Start of Block

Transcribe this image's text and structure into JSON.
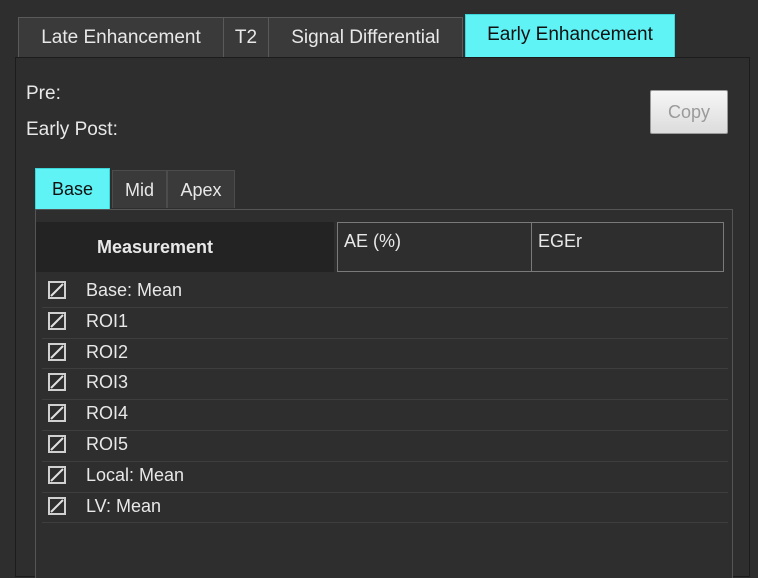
{
  "tabs": [
    {
      "label": "Late Enhancement",
      "active": false
    },
    {
      "label": "T2",
      "active": false
    },
    {
      "label": "Signal Differential",
      "active": false
    },
    {
      "label": "Early Enhancement",
      "active": true
    }
  ],
  "panel": {
    "pre_label": "Pre:",
    "early_post_label": "Early Post:",
    "copy_label": "Copy"
  },
  "subtabs": [
    {
      "label": "Base",
      "active": true
    },
    {
      "label": "Mid",
      "active": false
    },
    {
      "label": "Apex",
      "active": false
    }
  ],
  "table": {
    "headers": [
      "Measurement",
      "AE (%)",
      "EGEr"
    ],
    "rows": [
      {
        "label": "Base: Mean",
        "checked": true
      },
      {
        "label": "ROI1",
        "checked": true
      },
      {
        "label": "ROI2",
        "checked": true
      },
      {
        "label": "ROI3",
        "checked": true
      },
      {
        "label": "ROI4",
        "checked": true
      },
      {
        "label": "ROI5",
        "checked": true
      },
      {
        "label": "Local: Mean",
        "checked": true
      },
      {
        "label": "LV: Mean",
        "checked": true
      }
    ]
  },
  "colors": {
    "active_tab": "#5ff3f6",
    "background": "#2e2e2e"
  }
}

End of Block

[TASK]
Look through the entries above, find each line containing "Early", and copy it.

[RESULT OF THE TASK]
      "label": "Early Enhancement",
    "early_post_label": "Early Post:",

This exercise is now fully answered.